363 F2d 834 Moser v. United States
363 F.2d 834
Merrill Mack MOSER, Petitioner-Appellant,
UNITED STATES of America, Respondent-Appellee.
United States Court of Appeals Sixth Circuit.
July 20, 1966.
Boyce F. Martin, Jr. (Court Appointed), Louisville, Ky., for appellant.
John H. Cary, Asst. U.S. Atty., Knoxville, Tenn., J. H. Reddy, U.S. Atty., Knoxville, Tenn., on brief; Ottis B. Meredith, Asst. U.S. Atty., of counsel, for appellee.
Before WEICK, Chief Judge, PHILLIPS, Circuit Judge, and MATHES, Senior District Judge.1
Appellant, who is a Federal prisoner serving a sentence for bank robbery, appeals from the judgment of the District Court refusing to vacate the sentence pursuant to 28 U.S.C. 2255.
Although several grounds for the relief sought were advanced in the trial court, only one is pressed here. This is that appellant was denied his Sixth Amendment right to the assistance of counsel for his defense because of, to quote appellant's brief, 'the failure of counsel to be provided during the period from the time of * * * (appellant's) arrest (on July 12, 1963) to the time of the filing of the criminal information (on September 20, 1963).'
Appellant appeared before the District Court with his appointed counsel on September 20, 1963, at which time he waived indictment and consented to be prosecuted by information then filed by the United States Attorney. Appellant pleaded guilty to the charge of bank robbery as set forth in the information, and sentence and judgment were imposed and entered on October 23, 1963.
Specifically, appellant contends that the Sixth Amendment entitled him to the assistance of counsel following his arrest and before he was formally charged (cf. Massiah v. United States, 377 U.S. 201, 84 S.Ct. 1199, 12 L.Ed.2d 246 (1964)); and he bases this contention upon Escobedo v. State of Illinois, 378 U.S. 478, 84 S.Ct. 1758, 12 L.Ed.2d 977 (1964).
Assuming the holding in Escobedo is as broad as appellant would have it as to the necessity for appointment of counsel in a plea-of-guilty-non-capital case before formal charge has been brought, the fact remains that the judgment and sentence which appellant would set aside on the authority of Escobedo became final in 1963, while Escobedo was not decided until June 22, 1964. (378 U.S. 478, 84 S.Ct. 1758.) And the Supreme Court has just held that the Escobedo decision does not operate retrospectively. (Johson v. New Jersey, 384 U.S. 719, 86 S.Ct. 1772, 16 L.Ed.2d 882 (June 20, 1966); cf. Linkletter v. Walker, 381 U.S. 618, 85 S.Ct. 1731, 14 L.Ed.2d 601 (1965).)

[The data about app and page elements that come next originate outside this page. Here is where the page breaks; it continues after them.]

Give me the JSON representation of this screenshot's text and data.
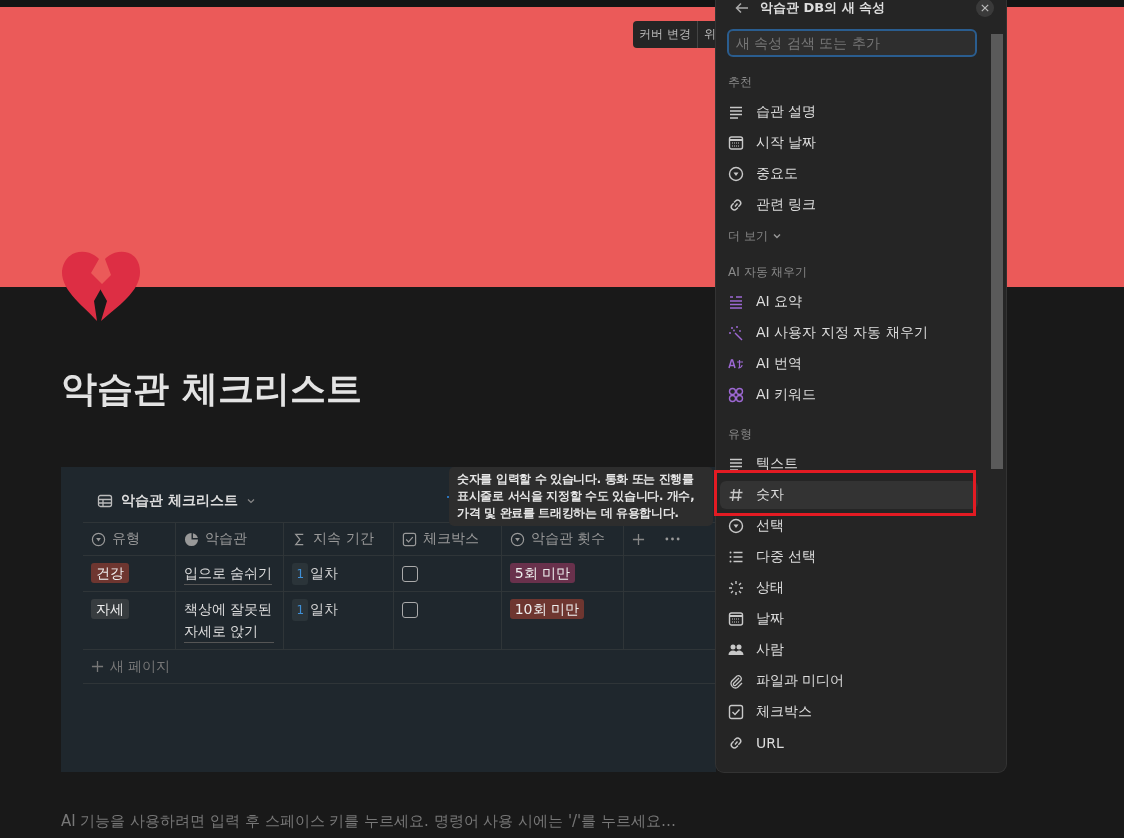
{
  "cover": {
    "buttons": [
      "커버 변경",
      "위"
    ]
  },
  "page": {
    "title": "악습관 체크리스트"
  },
  "database": {
    "view_title": "악습관 체크리스트",
    "columns": [
      {
        "label": "유형",
        "kind": "select"
      },
      {
        "label": "악습관",
        "kind": "relation"
      },
      {
        "label": "지속 기간",
        "kind": "formula"
      },
      {
        "label": "체크박스",
        "kind": "checkbox"
      },
      {
        "label": "악습관 횟수",
        "kind": "select"
      }
    ],
    "rows": [
      {
        "type": {
          "text": "건강",
          "color": "#6e3630"
        },
        "habit": "입으로 숨쉬기",
        "duration_badge": "1",
        "duration": "일차",
        "checked": false,
        "count": {
          "text": "5회 미만",
          "color": "#69314c"
        }
      },
      {
        "type": {
          "text": "자세",
          "color": "#373c3f"
        },
        "habit": "책상에 잘못된 자세로 앉기",
        "duration_badge": "1",
        "duration": "일차",
        "checked": false,
        "count": {
          "text": "10회 미만",
          "color": "#6e3630"
        }
      }
    ],
    "new_page": "새 페이지"
  },
  "placeholder_hint": "AI 기능을 사용하려면 입력 후 스페이스 키를 누르세요. 명령어 사용 시에는 '/'를 누르세요…",
  "tooltip": "숫자를 입력할 수 있습니다. 통화 또는 진행률 표시줄로 서식을 지정할 수도 있습니다. 개수, 가격 및 완료를 트래킹하는 데 유용합니다.",
  "panel": {
    "title": "악습관 DB의 새 속성",
    "search": {
      "placeholder": "새 속성 검색 또는 추가"
    },
    "sections": [
      {
        "label": "추천",
        "items": [
          {
            "label": "습관 설명",
            "kind": "lines",
            "selected": false
          },
          {
            "label": "시작 날짜",
            "kind": "calendar",
            "selected": false
          },
          {
            "label": "중요도",
            "kind": "select",
            "selected": false
          },
          {
            "label": "관련 링크",
            "kind": "link",
            "selected": false
          }
        ],
        "more": "더 보기"
      },
      {
        "label": "AI 자동 채우기",
        "items": [
          {
            "label": "AI 요약",
            "kind": "ai-summary",
            "selected": false
          },
          {
            "label": "AI 사용자 지정 자동 채우기",
            "kind": "ai-sparkle",
            "selected": false
          },
          {
            "label": "AI 번역",
            "kind": "ai-translate",
            "selected": false
          },
          {
            "label": "AI 키워드",
            "kind": "ai-keywords",
            "selected": false
          }
        ]
      },
      {
        "label": "유형",
        "items": [
          {
            "label": "텍스트",
            "kind": "lines",
            "selected": false
          },
          {
            "label": "숫자",
            "kind": "number",
            "selected": true
          },
          {
            "label": "선택",
            "kind": "select",
            "selected": false
          },
          {
            "label": "다중 선택",
            "kind": "list",
            "selected": false
          },
          {
            "label": "상태",
            "kind": "status",
            "selected": false
          },
          {
            "label": "날짜",
            "kind": "calendar",
            "selected": false
          },
          {
            "label": "사람",
            "kind": "people",
            "selected": false
          },
          {
            "label": "파일과 미디어",
            "kind": "clip",
            "selected": false
          },
          {
            "label": "체크박스",
            "kind": "checkbox",
            "selected": false
          },
          {
            "label": "URL",
            "kind": "link",
            "selected": false
          }
        ]
      }
    ]
  }
}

Moreover, in our opinion Escobedo v. State of Illinois, supra, 378 U.S. 478, 84 S.Ct. 1758, is not applicable here, since there was no trial at which any incriminating extra-judicial statement was received in evidence against appellant, as in Escobedo's case. As the Court there pointed out: 'The critical question * * * is whether, under the circumstances, the refusal by the police to honor * * * (Escobedo's) request to consult with his lawyer during the course of an interrogation * * * renders inadmissible in a state criminal trial any incriminating statement elicited by the police during the interrogation.' (378 U.S. at 479, 84 S.Ct. at 1759; see Miranda v. Arizona, 384 U.S. 436, 86 S.Ct. 1602, 16 L.Ed.2d 694 (1966).)
Finally, if it be assumed that there was error in failing to provide appellant with counsel from the time of the arrest until the time he was formally charged, it was an error which the record plainly shows did not affect any substantial rights of appellant in this non-capital case. (Cf. Hamilton v. State of Alabama, 368 U.S. 52, 82 S.Ct. 157, 7 L.Ed.2d 114 (1961).)
The record before us discloses that appellant was a man of 43 years at the time of sentence; a man who had committed a number of felonies in California as well as Tennessee; a man who admitted that he has had 'quite a bit of experience with law enforcement officers and the Court.' His plea of guilty was voluntarily and understandingly entered after consultation with competent counsel.
Whatever 'error, defect, irregularity or variance' may possibly have occurred in the proceedings, from and after the time of appellant's arrest, did not therefore affect any of his substantial rights, and so 'shall be disregarded'. (Fed.R.Crim.P. 52(a).)
The judgment of the District Court is affirmed.
William C. Mathes, Senior District Judge of the Southern District of California, sitting by designation